Task directions: Going through the data below, please show each line containing the string "heading".

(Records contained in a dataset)
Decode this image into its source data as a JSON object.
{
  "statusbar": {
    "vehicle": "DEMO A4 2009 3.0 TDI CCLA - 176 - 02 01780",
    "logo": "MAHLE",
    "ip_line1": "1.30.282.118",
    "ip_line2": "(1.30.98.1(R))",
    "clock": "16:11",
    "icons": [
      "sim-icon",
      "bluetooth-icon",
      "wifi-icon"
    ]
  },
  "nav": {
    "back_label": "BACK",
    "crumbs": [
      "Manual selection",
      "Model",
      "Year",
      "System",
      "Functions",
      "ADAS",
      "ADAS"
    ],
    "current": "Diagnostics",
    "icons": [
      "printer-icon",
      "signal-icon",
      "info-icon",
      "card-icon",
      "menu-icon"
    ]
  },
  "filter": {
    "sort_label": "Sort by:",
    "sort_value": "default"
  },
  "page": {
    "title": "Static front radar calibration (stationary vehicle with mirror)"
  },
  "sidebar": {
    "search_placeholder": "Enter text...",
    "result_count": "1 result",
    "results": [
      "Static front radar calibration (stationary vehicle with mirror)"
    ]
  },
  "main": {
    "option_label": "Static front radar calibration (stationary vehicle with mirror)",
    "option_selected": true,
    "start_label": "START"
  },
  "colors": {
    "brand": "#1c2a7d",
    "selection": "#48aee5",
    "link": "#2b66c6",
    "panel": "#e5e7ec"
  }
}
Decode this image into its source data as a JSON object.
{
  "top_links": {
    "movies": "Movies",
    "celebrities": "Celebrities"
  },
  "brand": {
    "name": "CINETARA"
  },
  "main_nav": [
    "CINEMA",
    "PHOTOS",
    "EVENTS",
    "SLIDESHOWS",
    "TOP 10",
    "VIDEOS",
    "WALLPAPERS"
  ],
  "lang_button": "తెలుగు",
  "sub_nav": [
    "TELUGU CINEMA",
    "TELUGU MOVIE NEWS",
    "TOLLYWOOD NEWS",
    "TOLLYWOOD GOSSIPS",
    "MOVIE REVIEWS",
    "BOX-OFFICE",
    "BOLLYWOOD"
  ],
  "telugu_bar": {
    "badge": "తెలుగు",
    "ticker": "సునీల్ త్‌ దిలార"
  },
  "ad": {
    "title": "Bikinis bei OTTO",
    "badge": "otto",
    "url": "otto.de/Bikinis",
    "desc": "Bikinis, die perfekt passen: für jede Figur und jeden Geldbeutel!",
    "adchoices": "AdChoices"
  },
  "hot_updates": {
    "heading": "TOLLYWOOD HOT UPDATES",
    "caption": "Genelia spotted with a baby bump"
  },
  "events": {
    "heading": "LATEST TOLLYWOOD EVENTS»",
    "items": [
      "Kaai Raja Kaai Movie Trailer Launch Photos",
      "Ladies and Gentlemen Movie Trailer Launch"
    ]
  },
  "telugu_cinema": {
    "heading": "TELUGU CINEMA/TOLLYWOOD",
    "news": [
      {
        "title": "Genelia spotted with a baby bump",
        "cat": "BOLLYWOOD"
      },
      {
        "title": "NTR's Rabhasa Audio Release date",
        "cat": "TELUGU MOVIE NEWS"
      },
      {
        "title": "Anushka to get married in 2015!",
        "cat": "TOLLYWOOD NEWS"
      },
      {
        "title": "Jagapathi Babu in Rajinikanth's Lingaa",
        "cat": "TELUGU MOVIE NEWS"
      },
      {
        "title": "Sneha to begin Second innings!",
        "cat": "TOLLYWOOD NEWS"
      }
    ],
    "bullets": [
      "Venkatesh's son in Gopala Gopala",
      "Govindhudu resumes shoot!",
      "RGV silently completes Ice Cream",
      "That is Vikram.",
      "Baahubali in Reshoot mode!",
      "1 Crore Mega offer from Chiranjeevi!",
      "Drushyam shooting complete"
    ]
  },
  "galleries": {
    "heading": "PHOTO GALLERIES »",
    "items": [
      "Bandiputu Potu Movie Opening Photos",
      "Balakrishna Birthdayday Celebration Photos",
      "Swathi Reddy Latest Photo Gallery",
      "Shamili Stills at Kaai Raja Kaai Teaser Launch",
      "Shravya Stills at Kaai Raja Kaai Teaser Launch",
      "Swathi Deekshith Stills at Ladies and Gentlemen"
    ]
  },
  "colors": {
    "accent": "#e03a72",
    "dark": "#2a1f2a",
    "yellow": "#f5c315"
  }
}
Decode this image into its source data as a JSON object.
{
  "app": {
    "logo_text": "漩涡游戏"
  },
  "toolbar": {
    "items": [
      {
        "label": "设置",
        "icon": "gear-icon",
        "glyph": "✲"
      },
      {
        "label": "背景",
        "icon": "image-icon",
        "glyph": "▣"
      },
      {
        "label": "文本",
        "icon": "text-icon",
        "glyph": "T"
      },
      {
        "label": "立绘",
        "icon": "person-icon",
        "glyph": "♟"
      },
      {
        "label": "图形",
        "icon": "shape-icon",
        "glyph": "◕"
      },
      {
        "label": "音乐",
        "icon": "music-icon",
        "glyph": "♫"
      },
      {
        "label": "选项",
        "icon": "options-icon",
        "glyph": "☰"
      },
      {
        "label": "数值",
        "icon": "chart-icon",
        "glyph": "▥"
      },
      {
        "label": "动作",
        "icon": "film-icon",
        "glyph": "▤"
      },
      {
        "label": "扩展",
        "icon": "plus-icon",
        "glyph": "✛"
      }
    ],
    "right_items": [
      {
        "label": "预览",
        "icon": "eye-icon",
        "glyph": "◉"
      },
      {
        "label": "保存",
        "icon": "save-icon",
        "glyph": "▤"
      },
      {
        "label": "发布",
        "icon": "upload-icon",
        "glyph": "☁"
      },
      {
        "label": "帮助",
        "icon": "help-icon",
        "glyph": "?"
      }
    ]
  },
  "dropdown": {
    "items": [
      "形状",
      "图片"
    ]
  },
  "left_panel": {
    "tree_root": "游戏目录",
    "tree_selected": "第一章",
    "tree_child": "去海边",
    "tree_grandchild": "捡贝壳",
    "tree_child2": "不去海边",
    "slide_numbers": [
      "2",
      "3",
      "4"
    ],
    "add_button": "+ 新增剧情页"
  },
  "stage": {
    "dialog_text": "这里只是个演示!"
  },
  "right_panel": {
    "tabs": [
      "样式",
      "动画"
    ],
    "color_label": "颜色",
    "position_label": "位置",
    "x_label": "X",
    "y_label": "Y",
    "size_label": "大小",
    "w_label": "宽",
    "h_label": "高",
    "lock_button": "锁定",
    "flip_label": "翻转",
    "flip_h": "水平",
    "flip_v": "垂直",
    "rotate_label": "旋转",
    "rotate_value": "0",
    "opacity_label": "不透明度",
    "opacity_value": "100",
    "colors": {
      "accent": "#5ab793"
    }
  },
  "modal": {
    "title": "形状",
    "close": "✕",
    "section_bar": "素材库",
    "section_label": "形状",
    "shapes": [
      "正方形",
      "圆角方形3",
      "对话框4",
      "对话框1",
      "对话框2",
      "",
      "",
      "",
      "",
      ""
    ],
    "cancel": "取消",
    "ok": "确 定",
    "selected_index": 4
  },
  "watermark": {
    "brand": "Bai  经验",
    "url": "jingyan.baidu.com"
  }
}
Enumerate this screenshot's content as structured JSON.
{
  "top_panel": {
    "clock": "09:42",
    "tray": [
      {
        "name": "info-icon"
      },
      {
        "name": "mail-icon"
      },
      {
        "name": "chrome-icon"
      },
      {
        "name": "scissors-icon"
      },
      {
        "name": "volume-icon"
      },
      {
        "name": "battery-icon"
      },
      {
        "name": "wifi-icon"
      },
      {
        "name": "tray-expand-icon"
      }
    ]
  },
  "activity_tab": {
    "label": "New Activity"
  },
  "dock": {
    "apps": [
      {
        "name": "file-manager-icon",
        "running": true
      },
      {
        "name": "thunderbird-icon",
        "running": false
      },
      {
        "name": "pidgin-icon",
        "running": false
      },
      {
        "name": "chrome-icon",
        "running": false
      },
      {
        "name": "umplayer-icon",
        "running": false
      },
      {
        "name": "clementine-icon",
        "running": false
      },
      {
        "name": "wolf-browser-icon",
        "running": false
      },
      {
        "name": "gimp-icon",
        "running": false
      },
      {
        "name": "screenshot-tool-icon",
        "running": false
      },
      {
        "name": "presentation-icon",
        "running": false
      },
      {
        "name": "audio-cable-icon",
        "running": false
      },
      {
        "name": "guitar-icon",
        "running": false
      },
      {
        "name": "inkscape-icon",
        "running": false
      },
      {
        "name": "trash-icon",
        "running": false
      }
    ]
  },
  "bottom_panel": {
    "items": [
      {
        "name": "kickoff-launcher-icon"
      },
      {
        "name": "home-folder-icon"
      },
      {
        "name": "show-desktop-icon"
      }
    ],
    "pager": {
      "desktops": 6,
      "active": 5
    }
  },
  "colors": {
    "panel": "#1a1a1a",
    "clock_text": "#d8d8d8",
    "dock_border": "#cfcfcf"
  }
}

Problem solution:
    "heading": "TOLLYWOOD HOT UPDATES",
    "heading": "LATEST TOLLYWOOD EVENTS»",
    "heading": "TELUGU CINEMA/TOLLYWOOD",
    "heading": "PHOTO GALLERIES »",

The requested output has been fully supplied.